Why I'm Wearing Purple On Spirit Day -- And Why You Should, Too
It's more than likely you'll be clicking over to Facebook within the next ten minutes of reading this article. When you're there you're probably going to see a big shift in the color scheme. Do not adjust your sets.
Today, and every October 17, is the Gay and Lesbian Alliance Against Defamation (GLAAD) sponsored Spirit Day. It's one more bit of proof that activism is as easy as showing your friends that you believe in something.
Millions wear purple on Spirit Day as a sign of support for lesbian, gay, bisexual and transgender (LGBT) youth and to speak out against bullying. Spirit Day was started in 2010 by high school student Brittany McMillan as a response to the young people who had taken their own lives.
Changing your profile picture to something with you in purple isn't just a nice gesture -- it's a reminder to every young person who sees your page that you realize hate has no place in our society anymore. You'll be in some pretty great company, too.
Major celebs are lining up to be #SpiritDay ambassadors, including Macklemore & Ryan Lewis, Jason Collins, Laverne Cox, the cast of "Degrassi," Elvis Duran, Snooki & JWoww, Jimmy Kimmel, and the cast of "Modern Family."
You even have major landmarks like Las Vegas' Fremont Street Experience, the LAX pylon lights, the New York Stock Exchange, and Times Square, including billboards at American Eagle Outfitters, MTV, NASDAQ, and the Thomson Reuters building all going purple today. Even some of the most unexpected players in the NFL, NBA, NHL and WWE are showing their support.
So, what's your excuse?
We're pretty damned lucky to be growing up in a time as progressive as this, but there is so much more to do to make things better and safer for our friends. As I mentioned in an earlier piece for Elite Daily: whether you're gay or straight (or anywhere else on the spectrum), high school -- and college -- are times of incredible change and growth.
Even the coolest jock among us questioned all the weird sh*t we felt inside. Whether it was hormones, harassment or horniness, we all went through some rough times fitting in. Take that lowest low you ever felt and add the fear of being kicked out of your home, expelled from your private school and all the stories of burning in hell thrown at you day after day.
That kind of compassion that you just felt -- the compassion felt in the split-second you thought about how damned hard it is for that kid -- is exactly what's made Gen-Y so cool with "the whole gay thing."
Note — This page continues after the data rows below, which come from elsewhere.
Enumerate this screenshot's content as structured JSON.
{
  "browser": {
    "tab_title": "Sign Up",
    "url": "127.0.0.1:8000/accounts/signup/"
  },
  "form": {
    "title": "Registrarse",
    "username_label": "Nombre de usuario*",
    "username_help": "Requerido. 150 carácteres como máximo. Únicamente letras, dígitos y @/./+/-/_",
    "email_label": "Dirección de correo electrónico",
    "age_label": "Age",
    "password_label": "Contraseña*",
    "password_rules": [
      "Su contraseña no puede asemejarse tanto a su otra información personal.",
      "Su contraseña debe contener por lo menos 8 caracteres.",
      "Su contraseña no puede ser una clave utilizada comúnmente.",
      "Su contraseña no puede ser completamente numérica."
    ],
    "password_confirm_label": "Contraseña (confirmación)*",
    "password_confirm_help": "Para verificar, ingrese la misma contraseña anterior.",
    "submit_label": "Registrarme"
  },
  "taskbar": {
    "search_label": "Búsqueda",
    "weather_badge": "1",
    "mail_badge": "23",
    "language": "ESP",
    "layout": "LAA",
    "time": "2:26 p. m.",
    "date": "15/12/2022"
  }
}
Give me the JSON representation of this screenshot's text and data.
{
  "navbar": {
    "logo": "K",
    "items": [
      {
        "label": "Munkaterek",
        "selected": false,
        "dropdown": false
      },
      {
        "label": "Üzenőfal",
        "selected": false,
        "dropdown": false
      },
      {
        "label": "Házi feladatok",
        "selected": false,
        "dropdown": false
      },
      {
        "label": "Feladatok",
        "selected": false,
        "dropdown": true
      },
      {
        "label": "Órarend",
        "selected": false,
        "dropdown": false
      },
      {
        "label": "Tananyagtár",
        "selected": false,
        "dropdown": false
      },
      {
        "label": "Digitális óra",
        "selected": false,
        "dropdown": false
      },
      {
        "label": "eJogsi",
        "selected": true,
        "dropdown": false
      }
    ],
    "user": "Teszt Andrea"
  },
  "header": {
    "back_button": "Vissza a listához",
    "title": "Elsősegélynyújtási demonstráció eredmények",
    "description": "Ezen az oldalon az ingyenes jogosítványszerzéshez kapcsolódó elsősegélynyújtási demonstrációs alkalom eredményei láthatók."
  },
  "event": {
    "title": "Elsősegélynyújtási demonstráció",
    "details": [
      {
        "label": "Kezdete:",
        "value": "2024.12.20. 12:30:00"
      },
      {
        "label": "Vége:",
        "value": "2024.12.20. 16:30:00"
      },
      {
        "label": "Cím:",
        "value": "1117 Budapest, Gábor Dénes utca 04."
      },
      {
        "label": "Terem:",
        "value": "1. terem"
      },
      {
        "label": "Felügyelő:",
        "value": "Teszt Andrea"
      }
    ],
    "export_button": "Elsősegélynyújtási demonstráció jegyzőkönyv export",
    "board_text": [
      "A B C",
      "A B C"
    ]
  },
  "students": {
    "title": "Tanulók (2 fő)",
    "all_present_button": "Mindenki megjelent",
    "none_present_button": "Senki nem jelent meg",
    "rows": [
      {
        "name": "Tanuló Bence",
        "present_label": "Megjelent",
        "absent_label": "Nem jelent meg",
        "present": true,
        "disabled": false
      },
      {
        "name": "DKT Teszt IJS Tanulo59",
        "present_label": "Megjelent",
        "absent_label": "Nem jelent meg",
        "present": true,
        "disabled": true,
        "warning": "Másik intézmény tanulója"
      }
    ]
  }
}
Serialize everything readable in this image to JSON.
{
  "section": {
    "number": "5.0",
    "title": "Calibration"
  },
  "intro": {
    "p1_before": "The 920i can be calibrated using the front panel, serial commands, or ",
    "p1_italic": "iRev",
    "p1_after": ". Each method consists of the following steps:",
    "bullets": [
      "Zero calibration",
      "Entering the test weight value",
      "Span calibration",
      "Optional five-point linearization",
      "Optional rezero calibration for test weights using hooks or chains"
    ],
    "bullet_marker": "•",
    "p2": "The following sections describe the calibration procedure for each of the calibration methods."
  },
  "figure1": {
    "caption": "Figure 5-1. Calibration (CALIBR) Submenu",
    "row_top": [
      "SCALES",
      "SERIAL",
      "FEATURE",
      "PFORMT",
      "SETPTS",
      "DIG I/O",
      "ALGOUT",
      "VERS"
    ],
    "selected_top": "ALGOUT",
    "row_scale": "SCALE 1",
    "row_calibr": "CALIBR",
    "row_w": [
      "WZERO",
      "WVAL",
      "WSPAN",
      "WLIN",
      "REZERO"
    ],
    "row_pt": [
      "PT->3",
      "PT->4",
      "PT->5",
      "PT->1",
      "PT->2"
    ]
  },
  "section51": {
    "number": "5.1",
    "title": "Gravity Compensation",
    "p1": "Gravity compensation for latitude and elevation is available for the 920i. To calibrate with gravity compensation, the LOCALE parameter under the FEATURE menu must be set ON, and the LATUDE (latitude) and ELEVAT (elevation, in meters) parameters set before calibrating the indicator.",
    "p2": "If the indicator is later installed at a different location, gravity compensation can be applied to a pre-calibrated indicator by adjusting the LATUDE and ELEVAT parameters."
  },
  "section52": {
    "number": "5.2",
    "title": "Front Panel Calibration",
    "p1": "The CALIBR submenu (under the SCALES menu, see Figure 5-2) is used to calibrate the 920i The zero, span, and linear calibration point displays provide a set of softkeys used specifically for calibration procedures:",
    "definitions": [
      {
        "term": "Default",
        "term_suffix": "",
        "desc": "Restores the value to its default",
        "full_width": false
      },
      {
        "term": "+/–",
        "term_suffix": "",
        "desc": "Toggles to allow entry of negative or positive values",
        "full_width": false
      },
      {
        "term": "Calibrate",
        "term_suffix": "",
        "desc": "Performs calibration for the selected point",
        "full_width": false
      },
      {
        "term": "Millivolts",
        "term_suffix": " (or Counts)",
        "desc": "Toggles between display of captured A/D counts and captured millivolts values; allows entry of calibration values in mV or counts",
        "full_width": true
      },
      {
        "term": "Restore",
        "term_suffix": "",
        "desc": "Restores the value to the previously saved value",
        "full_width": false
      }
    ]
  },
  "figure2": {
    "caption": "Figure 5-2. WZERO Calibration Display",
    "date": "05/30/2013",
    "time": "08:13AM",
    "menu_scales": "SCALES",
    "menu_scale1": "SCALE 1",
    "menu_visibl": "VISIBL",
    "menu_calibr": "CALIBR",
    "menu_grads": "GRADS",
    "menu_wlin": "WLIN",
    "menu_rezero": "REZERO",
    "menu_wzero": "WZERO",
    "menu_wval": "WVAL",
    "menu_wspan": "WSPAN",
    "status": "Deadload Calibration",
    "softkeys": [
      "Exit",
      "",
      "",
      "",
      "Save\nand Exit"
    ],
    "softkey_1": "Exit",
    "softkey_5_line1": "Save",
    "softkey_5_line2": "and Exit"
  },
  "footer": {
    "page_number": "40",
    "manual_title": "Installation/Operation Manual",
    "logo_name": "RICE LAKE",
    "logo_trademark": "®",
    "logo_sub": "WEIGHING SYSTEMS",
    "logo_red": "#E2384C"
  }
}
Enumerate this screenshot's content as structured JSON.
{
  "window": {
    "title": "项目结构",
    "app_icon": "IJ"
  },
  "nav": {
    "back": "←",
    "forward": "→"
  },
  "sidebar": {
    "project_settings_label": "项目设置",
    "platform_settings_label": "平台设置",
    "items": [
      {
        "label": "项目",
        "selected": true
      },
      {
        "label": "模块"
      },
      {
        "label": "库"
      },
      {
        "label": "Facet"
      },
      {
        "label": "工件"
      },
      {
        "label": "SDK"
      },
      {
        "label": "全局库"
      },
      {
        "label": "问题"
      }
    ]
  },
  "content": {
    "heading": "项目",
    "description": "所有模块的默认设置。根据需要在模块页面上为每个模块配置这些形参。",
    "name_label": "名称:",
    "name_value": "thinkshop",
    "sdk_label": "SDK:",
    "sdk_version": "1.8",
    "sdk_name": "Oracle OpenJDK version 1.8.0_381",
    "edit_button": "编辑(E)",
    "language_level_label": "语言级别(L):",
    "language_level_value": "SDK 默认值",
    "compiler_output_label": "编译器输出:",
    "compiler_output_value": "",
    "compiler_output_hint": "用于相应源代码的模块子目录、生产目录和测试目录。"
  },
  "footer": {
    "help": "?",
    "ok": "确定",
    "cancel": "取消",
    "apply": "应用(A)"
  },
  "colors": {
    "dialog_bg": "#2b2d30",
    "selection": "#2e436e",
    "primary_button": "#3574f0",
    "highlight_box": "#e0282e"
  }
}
"As our country moves closer to full legal equality for lesbian, gay, bisexual and transgender people, LGBT youth continue to face staggering rates of bullying at school," GLAAD spokesman (and my very good friend) Wilson Cruz said. "Spirit Day is an opportunity for all of us to send a message of support to LGBT youth everywhere and for those young people to hold their heads high while our nation stands behind them."
Wilson knows a thing or two about being a courageous role model for youth as one of the first openly gay teen actors on television when he starred on "My So Called Life" with Claire Danes.
Getting involved is easy -- participants are asked to simply "go purple" on October 17, as we work to create a world in which LGBT teens are celebrated and accepted for who they are.